So you’re thinking of buying an HDTV? Congratulations, you’ll be entering the world of hi resolution imagery, and getting a picture so sharp it will make you want to start attacking your old TV with your fingernails .
But what should you buy? With three main technologies on the market, you’re entering a confusing world of LCD, Plasma and OLED, not to mention pixel ratios, bezel size, and of course… price. Well we aim to clear up the confusion, and we’re going to use short little words to explain all those baffling terms.
Firstly, I’ll explain the nature of HDTV. It stands for High Definition Television and gives you a sharper high resolution picture, because it contains more horizontal lines. Regular TV’s contain around 576 lines on the screen, and an HDTV packs in at least 720, which makes the picture a lot more detailed. The more lines means the image contains more pixels, which means it will be sharper, clearer and colours will appear brighter and more lifelike.

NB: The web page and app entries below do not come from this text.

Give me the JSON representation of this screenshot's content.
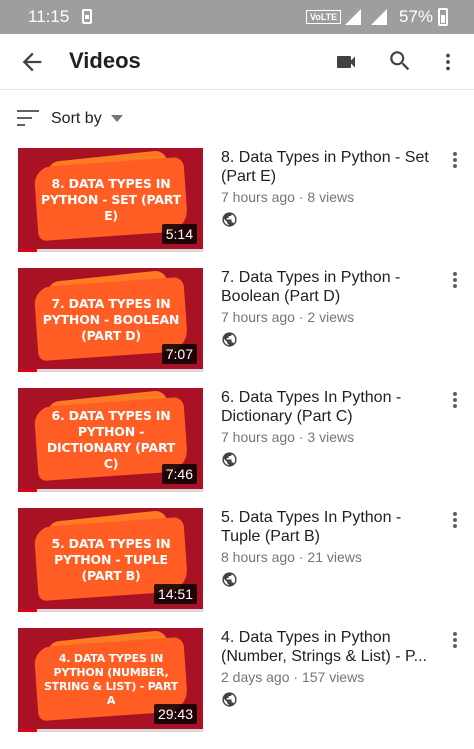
{
  "status_bar": {
    "time": "11:15",
    "network_badge": "VoLTE",
    "battery": "57%"
  },
  "app_bar": {
    "title": "Videos",
    "back_icon": "arrow-back-icon",
    "camera_icon": "video-camera-icon",
    "search_icon": "search-icon",
    "more_icon": "more-vertical-icon"
  },
  "sort": {
    "label": "Sort by",
    "icon": "sort-icon"
  },
  "videos": [
    {
      "thumb_text": "8. DATA TYPES IN PYTHON - SET (PART E)",
      "duration": "5:14",
      "title": "8. Data Types in Python - Set (Part E)",
      "age": "7 hours ago",
      "views": "8 views",
      "watched_fraction": 0.1
    },
    {
      "thumb_text": "7. DATA TYPES IN PYTHON - BOOLEAN (PART D)",
      "duration": "7:07",
      "title": "7. Data Types in Python - Boolean (Part D)",
      "age": "7 hours ago",
      "views": "2 views",
      "watched_fraction": 0.1
    },
    {
      "thumb_text": "6. DATA TYPES IN PYTHON - DICTIONARY (PART C)",
      "duration": "7:46",
      "title": "6. Data Types In Python - Dictionary (Part C)",
      "age": "7 hours ago",
      "views": "3 views",
      "watched_fraction": 0.1
    },
    {
      "thumb_text": "5. DATA TYPES IN PYTHON - TUPLE (PART B)",
      "duration": "14:51",
      "title": "5. Data Types In Python - Tuple (Part B)",
      "age": "8 hours ago",
      "views": "21 views",
      "watched_fraction": 0.1
    },
    {
      "thumb_text": "4. DATA TYPES IN PYTHON (NUMBER, STRING & LIST) - PART A",
      "duration": "29:43",
      "title": "4. Data Types in Python (Number, Strings & List) - P...",
      "age": "2 days ago",
      "views": "157 views",
      "watched_fraction": 0.1
    }
  ],
  "colors": {
    "status_bar": "#9e9e9e",
    "thumb_bg": "#a81224",
    "thumb_splash": "#ff5d23",
    "progress": "#e2001a"
  }
}
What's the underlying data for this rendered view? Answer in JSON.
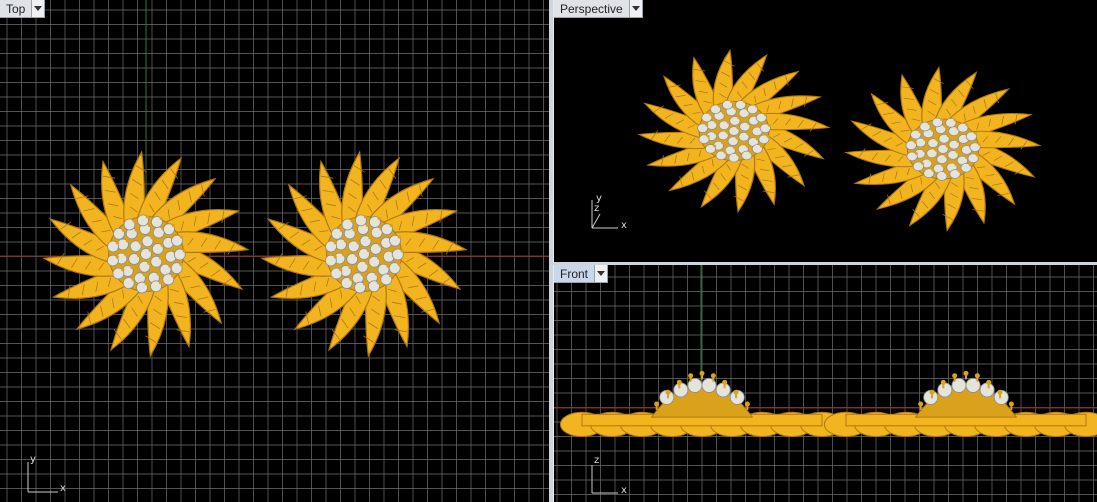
{
  "viewports": {
    "top": {
      "label": "Top",
      "axis_x": "x",
      "axis_y": "y"
    },
    "perspective": {
      "label": "Perspective",
      "axis_x": "x",
      "axis_y": "y",
      "axis_z": "z"
    },
    "front": {
      "label": "Front",
      "axis_x": "x",
      "axis_z": "z"
    }
  },
  "colors": {
    "background": "#000000",
    "grid": "#6f6f6f",
    "grid_major": "#a8a8a8",
    "axis_x": "#8a1f1f",
    "axis_y": "#2f7a2f",
    "petal": "#f2b51f",
    "petal_shadow": "#b07810",
    "gem": "#e4e4dc",
    "prong": "#d9a21a"
  },
  "icons": {
    "tab_menu": "chevron-down-icon",
    "axes": "axis-widget-icon"
  }
}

To fully benefit from the features of a HD television you ideally want to use it watch HD programmes, some of which area available free on FreeSat (such as BBC HD) and other which require a subscription (via Sky/Virgin etc). You can also use it to play Blu-ray discs on which will give you the full benefit of your purchase, and if you use a console like the XBox you want an HDMI connection to view the full detail.
But how do you choose which one to get?
We’ll address the important factors; Style, Picture Quality, Price and Longevity.
If you’re looking for a slimline piece of kit it’s going to be LCD all the way. Due to the nature of these screens they’re slimmer, lighter and just as big as the plasmas, so will take up significantly less space in your home.
OLED screens are equally slim, but seeing as the largest OLED screen available is the SONY XEL-1, its11 inches are probably too small for your needs. We may have a 40 inch OLED by 2010 in which case we’ll re-evaluate this article.
Verdict: It seems that it’s LCD all the way.
The OLED utilizes cells which respond ultra quickly to light, and measures signal response time in microseconds which is HUGELY lower than the millisecond response rate in LCD’s. What this essentially means is that blacks on an OLED screen should look as dark as your worst nightmare, which means the picture will look ultra bright and dynamic. Plasma TV’s work by using an array of ionized gas cells which activate to produce colour. Tests have shown that plasma sets tend to produce significantly better images than LCD when viewed on 50+ inch sets as well as having a great range of picture contrast and greyscale options. So what do LCD screen bring to the mix? Well they offer us a huge variety of screen sizes and 1080p resolution, which is as good as you can get. They’re known for providing picture uniformity, and they do this by applying voltage to liquid crystal cells to filter the colour to the screen. However they won’t give you the same depth of colour as a plasma or an OLED screen .
The Verdict: The OLED wins outright, but Plasma is a close second as it’s actually affordable.
OLED longevity tends to be the shortest out of the three platforms as the power that the cells consume mean that it lasts approx 30,000 hours. LCD displays come in at around 60,000 hours with a plasma of the same size coming in at a lower rate. Remember- though you may be quoted a higher lifespan by the manufacturer this all depend on you looking after your set, and making sure it’s programmed to work at its optimum level. All three sets will wear with time, and this doesn’t mean they will fail completely, but picture quality will lower as some pixels get ‘burnt’ out.
Verdict: LCD wins, but plasma is catching up quickly.
The OLED TV may have the best picture you’re going to find on the market with blacks which are ever so true and gorgeous, but still costs in excess of £2000. LCD and plasma TV’s tend to be fairly equally priced, with the difference being more about the specs than the final cost price- so you’d be choosing between features such as frame rate and aspect ratio rather than screen size. And when you’re eyeing two different models, it’s also a good idea to read actual reviews like this comparison between the Sony X900F vs X950G.
Verdict: Plasma or LCD- both cost equivalent.
If you’re looking for the best picture available you’ll be opting for OLED, but if you want something that’s sleek, lightweight, lasts a long time and is affordable LCD is your man. Plasma TVs may have better image quality but for form factor and longevity LCD rules the roost.
Loads of models from different manufacturers are available. For example you could decide to get a Panasonic HDTV. (For ratings and reviews see LCD, HDTV and plasma TV options.)